Records contained in a dataset:
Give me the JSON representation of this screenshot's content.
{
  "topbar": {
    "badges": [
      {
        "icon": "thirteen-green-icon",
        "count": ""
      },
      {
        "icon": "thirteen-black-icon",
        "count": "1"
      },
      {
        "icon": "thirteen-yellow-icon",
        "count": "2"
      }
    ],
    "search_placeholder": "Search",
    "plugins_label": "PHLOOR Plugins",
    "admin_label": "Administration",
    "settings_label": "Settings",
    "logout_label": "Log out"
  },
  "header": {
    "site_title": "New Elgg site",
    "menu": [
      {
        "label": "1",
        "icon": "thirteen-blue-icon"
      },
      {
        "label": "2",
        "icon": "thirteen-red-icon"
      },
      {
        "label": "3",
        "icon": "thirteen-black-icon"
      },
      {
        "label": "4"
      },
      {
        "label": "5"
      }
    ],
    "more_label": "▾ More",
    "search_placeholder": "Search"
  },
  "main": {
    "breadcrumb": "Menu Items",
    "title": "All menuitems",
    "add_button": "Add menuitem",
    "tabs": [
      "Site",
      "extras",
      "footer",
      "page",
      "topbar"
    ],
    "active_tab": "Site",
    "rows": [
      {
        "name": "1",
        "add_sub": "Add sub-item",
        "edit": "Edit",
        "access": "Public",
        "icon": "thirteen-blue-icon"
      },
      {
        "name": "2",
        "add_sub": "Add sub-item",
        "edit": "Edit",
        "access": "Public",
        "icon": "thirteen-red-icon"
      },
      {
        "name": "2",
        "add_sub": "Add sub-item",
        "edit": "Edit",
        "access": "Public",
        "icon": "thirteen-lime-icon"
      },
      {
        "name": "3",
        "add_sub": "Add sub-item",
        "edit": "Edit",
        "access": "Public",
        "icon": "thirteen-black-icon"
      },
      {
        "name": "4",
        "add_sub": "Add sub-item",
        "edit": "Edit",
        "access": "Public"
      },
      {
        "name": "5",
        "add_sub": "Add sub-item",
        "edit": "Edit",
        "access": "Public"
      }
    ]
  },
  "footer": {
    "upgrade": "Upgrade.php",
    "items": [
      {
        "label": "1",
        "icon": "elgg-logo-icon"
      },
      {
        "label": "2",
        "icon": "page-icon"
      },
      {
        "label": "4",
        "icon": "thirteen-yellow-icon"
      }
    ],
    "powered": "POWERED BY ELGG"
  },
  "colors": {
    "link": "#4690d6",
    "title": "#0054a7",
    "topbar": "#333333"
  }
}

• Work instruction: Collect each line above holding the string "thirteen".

• Solution for this task:
        "icon": "thirteen-green-icon",
        "icon": "thirteen-black-icon",
        "icon": "thirteen-yellow-icon",
        "icon": "thirteen-blue-icon"
        "icon": "thirteen-red-icon"
        "icon": "thirteen-black-icon"
        "icon": "thirteen-blue-icon"
        "icon": "thirteen-red-icon"
        "icon": "thirteen-lime-icon"
        "icon": "thirteen-black-icon"
        "icon": "thirteen-yellow-icon"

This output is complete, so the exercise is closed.